Talk about going from the absurd to the ridiculous, I should have thought about my next reading journey a little deeper than just picking up Chevillard and saying “this will do”, from Krasznahorkai to Chevillard, now there’s a journey. Quarterly have described Chevillard as “France’s foremost absurdist”, even Wikipedia says “postmodernist literature”, yep I’m in for a surprise.
Our novel opens with our unnamed protagonist/narrator telling us that he is unfit for the job of guard/guide of the Pales caves as the uniform is too small, the cap is too large and the shoes too big. The caves contain Palaeolithic paintings, and our protagonist has been “demoted” to the role of guide/guard as he injured himself falling whilst on an archaeologist tour (he’s is an archaeologist without a kneecap).
This is where our novel takes a turn into the land of “strange”, our writer doesn’t want to actually start our protagonist’s story, our guide doesn’t want to go to work as a guide, procrastination and delay are the themes, our hero is potentially unevolving (?), disevolving(?), evolving backwards, is he slowly becoming prehistoric?
No two skulls are alike, as any peasant growing his turnips on the site of an ancient necropolis can tell you; no two turnips either, even if an exhumed skull is sometimes so similar to a turnip that you can mistake one for the other. When you think about it, it might even be that our particular casts of mind – each unique – depend solely on the shape of our skull, individual thought testing itself first against the bone of its brainpan, like music molding itself to the geometry of a dome without regard for the musician’s intentions. Just a hypotheses I’m throwing out here. Indeed, I’m going beyond the call of my duties. But since I haven’t yet taken them up…Let’s grant for a moment that this hypothesis is correct, in which case we can legitimately claim that one’s thoughts will develop more freely in a huge-domed skull – but with the risk of getting lost or confused – than in a narrow, pointy skull, unless, on the contrary, they become sharper and burst forth, which is not impossible.
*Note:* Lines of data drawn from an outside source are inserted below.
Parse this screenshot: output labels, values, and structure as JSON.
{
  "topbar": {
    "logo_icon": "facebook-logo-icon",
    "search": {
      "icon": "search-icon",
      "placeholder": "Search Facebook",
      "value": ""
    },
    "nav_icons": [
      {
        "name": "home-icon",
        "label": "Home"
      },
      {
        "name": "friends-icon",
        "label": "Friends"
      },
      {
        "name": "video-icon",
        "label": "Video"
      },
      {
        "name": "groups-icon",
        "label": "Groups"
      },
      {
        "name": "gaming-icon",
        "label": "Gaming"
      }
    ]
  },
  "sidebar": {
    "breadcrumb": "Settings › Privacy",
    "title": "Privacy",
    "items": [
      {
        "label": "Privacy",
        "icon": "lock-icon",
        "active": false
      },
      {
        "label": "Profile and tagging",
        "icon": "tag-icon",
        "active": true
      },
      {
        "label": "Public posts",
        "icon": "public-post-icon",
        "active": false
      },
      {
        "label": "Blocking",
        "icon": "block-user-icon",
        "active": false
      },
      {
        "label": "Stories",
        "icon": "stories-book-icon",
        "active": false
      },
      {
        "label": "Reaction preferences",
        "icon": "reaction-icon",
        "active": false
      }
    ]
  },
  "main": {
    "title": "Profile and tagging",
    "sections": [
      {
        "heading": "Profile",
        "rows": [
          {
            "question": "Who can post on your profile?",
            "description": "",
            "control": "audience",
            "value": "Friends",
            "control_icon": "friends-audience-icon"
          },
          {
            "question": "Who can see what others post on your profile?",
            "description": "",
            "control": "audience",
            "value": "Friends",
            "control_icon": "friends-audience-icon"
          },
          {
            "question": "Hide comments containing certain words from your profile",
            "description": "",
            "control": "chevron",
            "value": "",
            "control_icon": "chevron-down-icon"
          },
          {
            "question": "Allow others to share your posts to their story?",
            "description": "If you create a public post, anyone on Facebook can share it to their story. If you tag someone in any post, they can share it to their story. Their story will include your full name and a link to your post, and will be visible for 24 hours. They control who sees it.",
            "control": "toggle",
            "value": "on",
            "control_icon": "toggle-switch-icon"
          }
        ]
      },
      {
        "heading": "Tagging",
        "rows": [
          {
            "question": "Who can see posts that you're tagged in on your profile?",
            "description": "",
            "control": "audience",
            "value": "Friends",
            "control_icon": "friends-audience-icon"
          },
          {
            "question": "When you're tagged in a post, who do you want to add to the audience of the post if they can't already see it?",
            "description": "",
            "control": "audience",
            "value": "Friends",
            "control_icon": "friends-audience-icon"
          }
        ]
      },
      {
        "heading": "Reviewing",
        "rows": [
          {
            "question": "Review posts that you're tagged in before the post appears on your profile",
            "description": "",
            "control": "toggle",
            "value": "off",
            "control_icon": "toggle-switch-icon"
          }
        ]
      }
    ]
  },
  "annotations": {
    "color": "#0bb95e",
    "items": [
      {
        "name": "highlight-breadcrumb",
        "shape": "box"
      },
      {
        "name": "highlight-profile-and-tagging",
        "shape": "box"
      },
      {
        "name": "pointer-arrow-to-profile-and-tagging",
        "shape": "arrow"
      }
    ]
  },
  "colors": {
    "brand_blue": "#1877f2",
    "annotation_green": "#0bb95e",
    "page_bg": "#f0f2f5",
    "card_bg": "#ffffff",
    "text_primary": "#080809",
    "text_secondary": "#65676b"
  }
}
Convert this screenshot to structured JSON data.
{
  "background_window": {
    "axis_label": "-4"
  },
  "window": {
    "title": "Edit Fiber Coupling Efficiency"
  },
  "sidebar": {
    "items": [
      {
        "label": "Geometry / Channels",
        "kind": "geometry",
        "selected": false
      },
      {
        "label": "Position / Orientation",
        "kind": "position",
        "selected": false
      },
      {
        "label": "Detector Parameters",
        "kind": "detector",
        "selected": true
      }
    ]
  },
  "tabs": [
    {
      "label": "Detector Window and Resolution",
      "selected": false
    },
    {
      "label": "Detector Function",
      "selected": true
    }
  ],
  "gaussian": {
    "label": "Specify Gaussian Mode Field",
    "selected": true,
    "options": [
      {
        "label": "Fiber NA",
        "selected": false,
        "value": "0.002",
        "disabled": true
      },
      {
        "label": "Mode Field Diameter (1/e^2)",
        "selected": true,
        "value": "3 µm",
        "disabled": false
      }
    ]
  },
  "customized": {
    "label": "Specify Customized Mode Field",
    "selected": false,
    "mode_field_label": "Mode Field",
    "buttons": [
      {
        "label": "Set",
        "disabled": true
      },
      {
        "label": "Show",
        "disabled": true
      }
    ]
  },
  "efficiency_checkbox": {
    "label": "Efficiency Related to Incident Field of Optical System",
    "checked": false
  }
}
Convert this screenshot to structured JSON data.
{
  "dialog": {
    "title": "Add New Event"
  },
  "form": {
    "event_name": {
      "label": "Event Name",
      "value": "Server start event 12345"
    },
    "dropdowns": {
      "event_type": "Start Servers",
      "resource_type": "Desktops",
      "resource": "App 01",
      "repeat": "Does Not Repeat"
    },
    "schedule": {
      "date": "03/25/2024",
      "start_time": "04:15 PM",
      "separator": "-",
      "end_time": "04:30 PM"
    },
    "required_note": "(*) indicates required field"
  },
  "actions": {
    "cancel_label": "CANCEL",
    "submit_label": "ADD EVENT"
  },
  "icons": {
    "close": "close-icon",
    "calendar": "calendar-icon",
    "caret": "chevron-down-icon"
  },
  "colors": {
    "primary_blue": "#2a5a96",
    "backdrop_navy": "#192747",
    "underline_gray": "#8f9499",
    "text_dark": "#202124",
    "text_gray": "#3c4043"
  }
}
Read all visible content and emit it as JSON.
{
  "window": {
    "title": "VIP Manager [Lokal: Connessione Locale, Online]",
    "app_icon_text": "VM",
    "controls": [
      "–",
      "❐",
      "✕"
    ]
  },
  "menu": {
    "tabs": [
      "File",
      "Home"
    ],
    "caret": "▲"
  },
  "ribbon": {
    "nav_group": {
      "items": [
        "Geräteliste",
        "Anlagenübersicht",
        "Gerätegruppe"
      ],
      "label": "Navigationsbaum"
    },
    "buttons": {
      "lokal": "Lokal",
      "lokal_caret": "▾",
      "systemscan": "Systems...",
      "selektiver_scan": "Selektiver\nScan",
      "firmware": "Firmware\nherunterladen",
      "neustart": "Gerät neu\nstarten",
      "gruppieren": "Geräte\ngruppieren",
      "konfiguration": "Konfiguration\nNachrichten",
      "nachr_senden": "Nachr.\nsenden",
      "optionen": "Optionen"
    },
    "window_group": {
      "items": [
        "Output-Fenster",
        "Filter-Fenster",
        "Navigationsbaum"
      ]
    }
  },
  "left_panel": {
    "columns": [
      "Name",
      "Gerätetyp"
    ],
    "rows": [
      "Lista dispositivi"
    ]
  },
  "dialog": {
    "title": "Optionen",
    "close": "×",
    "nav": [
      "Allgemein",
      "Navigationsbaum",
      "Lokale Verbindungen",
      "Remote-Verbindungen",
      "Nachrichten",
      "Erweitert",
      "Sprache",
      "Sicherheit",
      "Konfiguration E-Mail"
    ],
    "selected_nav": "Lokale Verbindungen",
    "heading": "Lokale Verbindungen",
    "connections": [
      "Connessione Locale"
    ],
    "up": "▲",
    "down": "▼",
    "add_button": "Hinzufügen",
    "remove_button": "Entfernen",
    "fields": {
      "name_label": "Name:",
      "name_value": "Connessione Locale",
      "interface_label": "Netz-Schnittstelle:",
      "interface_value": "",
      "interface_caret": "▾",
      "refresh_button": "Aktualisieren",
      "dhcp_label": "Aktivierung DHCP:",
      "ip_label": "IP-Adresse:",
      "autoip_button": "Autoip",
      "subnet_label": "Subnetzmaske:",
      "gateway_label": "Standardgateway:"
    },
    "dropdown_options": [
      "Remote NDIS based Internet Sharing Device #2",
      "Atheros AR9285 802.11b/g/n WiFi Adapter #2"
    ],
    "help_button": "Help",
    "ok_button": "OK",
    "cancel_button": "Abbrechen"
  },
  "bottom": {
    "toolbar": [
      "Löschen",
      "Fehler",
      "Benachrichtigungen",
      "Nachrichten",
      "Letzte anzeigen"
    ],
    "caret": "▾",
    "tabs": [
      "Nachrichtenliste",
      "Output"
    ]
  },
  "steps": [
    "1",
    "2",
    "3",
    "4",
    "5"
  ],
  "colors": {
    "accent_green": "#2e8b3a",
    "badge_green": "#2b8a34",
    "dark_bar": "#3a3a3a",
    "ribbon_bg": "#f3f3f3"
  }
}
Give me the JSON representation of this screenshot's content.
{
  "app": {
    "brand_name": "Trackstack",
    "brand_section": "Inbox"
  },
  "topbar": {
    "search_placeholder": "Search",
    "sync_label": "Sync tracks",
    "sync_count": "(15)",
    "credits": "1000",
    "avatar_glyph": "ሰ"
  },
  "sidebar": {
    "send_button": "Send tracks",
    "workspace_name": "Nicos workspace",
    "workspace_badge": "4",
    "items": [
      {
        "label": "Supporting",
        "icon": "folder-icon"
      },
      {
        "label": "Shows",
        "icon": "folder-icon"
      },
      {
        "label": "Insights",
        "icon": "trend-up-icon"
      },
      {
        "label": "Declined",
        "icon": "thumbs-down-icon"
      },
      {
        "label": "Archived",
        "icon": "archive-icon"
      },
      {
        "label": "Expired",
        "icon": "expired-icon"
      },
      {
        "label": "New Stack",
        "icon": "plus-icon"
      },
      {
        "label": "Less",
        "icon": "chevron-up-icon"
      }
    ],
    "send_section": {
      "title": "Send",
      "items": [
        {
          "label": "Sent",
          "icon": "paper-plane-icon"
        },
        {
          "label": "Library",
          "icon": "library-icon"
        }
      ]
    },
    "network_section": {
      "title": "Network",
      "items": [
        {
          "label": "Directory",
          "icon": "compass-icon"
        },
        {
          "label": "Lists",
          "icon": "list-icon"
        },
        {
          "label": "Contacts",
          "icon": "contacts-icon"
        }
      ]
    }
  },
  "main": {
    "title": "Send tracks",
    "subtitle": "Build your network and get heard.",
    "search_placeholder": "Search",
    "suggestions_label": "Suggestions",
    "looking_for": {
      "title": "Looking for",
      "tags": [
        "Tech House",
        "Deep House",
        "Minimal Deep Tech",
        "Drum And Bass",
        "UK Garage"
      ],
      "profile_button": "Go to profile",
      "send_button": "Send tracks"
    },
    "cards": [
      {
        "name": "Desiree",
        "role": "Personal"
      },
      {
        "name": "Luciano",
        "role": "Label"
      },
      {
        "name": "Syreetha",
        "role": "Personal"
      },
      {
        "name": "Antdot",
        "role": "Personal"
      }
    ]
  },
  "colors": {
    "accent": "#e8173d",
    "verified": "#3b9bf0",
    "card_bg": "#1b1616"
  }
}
My starting hypothesis thus branches out into diverging subhypotheses: this is how webs are woven; truth cannot be caught by the hand.
For my full review go to http://messybooker.blogspot.com.au/